1: Introduction 2: Abiotic factors 3: Morphological and physiological adaptations of desert plants to the abiotic environment 4: Morphological, physiological, and behavioural adaptations of desert animals to the abiotic environment 5: The role of competition and facilitation in structuring desert communities 6: The importance of predation and parasitism 7: Plant-animal interactions in deserts 8: Desert food webs and ecosystem ecology 9: Biodiversity and biogeography of deserts 10: Human impacts and desertification 11: Conservation of deserts
David Ward is Art and Margaret Herrick Endowed Professor of Plant Biology at Kent State University. His research interests lie in the field of the ecology of plant species redistributions. This includes studying both invasive and encroaching plant species. He is also interested in studying the natural process of succession. Most of his research involves trees but he also studies the effects of herbivory by large mammals (such as elephants) on the population biology, community ecology and conservation of plant populations. He believes in the value of field experiments to allow us to gain a mechanistic understanding of the factors that create large-scale vegetation patterns.

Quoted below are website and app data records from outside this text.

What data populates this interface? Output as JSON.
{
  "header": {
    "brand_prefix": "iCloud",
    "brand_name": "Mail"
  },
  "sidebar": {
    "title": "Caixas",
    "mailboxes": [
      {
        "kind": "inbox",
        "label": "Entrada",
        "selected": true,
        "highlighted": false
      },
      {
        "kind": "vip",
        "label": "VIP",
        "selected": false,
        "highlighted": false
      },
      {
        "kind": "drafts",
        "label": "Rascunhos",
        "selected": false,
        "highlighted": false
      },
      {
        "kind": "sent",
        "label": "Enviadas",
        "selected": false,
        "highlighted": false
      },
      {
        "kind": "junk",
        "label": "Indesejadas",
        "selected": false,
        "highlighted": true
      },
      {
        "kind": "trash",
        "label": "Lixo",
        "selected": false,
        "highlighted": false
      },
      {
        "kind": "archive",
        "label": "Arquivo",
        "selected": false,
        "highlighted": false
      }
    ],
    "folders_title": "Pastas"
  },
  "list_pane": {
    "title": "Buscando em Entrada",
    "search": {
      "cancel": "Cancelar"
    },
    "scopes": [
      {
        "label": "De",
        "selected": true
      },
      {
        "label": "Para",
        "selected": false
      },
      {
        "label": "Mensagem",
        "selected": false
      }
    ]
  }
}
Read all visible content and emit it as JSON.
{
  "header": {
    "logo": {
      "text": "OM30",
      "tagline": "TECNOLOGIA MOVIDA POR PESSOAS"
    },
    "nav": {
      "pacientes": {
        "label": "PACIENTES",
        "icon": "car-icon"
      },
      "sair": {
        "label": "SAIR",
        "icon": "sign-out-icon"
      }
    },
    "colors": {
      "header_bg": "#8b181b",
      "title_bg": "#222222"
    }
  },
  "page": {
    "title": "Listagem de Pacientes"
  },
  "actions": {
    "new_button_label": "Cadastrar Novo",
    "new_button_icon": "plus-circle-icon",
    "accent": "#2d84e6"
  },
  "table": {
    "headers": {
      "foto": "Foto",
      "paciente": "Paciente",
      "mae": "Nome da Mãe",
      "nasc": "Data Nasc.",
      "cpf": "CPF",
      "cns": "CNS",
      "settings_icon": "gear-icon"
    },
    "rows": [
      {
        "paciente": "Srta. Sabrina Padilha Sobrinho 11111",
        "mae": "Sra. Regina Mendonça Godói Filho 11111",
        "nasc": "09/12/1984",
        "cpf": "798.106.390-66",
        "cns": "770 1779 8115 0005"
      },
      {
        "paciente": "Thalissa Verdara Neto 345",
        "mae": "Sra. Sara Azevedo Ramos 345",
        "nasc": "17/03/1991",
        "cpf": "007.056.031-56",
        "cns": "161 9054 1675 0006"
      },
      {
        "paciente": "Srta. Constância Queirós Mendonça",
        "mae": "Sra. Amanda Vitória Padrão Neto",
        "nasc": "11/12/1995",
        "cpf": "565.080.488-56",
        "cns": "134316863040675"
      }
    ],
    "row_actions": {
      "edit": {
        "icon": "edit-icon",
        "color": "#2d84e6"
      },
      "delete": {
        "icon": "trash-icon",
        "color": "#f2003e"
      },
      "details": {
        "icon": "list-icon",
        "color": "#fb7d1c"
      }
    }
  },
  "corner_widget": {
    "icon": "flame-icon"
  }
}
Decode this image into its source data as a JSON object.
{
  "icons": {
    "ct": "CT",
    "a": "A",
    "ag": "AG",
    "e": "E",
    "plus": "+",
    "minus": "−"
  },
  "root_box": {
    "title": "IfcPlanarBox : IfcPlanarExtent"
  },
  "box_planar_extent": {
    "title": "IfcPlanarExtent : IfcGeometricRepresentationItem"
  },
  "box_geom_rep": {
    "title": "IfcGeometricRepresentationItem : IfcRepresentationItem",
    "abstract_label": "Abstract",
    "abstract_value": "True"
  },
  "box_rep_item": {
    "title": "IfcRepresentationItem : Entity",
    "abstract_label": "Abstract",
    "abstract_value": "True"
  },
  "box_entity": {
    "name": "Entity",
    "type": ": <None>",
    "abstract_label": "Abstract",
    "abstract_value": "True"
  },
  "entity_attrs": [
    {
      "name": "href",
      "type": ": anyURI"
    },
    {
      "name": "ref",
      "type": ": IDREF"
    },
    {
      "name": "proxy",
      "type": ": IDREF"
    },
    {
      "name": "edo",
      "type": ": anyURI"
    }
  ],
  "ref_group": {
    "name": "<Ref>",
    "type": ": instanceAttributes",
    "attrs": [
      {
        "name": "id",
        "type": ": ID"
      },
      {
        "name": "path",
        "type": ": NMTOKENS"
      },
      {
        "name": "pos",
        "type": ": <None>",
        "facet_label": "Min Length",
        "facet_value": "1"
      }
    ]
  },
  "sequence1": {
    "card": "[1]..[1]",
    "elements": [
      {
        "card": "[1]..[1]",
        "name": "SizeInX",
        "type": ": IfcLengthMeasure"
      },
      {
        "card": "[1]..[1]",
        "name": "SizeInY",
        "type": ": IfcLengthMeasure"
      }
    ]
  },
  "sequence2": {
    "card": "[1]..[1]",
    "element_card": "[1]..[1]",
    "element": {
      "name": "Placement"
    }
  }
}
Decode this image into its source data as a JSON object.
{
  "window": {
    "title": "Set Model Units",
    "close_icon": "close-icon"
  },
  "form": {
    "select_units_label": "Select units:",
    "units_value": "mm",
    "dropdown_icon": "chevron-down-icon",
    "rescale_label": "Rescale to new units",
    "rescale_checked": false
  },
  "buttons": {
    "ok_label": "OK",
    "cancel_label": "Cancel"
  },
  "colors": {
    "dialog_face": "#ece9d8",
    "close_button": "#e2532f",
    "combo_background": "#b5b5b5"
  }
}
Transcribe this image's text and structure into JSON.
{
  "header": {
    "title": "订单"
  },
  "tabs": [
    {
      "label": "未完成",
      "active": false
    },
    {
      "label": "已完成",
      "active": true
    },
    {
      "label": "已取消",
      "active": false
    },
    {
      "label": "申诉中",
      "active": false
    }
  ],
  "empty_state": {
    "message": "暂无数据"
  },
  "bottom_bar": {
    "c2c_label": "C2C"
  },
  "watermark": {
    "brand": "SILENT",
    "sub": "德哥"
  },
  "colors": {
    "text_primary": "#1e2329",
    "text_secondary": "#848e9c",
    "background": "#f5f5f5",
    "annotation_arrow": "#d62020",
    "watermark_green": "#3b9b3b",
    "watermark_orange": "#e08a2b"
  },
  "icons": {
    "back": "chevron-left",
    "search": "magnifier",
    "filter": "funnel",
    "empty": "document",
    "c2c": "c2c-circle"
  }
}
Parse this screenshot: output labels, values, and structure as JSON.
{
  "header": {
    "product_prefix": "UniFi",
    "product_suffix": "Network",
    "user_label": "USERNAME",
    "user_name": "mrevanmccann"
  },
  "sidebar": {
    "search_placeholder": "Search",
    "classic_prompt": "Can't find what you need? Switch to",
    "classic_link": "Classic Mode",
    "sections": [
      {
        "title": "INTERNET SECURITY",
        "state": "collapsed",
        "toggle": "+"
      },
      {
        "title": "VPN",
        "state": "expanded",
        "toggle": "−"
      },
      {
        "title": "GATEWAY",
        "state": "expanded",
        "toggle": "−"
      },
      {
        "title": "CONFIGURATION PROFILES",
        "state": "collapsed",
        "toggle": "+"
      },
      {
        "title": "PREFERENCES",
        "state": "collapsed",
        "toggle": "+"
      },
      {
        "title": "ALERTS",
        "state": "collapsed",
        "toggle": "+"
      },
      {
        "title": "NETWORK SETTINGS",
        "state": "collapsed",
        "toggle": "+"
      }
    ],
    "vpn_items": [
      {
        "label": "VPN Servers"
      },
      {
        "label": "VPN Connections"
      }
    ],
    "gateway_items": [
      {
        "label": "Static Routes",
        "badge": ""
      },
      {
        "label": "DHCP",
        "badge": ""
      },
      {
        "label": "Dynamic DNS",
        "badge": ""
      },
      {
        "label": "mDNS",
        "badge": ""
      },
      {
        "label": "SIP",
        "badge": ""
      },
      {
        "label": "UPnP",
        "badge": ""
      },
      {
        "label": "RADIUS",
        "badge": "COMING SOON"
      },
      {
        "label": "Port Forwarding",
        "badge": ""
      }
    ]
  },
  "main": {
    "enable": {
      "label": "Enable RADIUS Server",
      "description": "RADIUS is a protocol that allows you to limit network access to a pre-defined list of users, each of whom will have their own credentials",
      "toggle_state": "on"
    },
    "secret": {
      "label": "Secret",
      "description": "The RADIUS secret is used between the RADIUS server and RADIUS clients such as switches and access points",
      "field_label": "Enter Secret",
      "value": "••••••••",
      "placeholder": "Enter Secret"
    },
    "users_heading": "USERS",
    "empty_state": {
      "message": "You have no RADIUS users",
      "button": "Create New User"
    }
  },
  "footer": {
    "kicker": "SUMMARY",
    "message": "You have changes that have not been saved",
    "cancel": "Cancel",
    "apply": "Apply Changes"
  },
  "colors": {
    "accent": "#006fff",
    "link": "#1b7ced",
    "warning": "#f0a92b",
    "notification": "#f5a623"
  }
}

Wards book is a highly readable introduction to the many facets of desert biology and is rich in fascinating details. Theory and examples are nicely interwoven and supplemented by numerous figures and illustrations ... a must read for any biologist curious about desert ecosystems * Yael Lubin, Conservation Biology *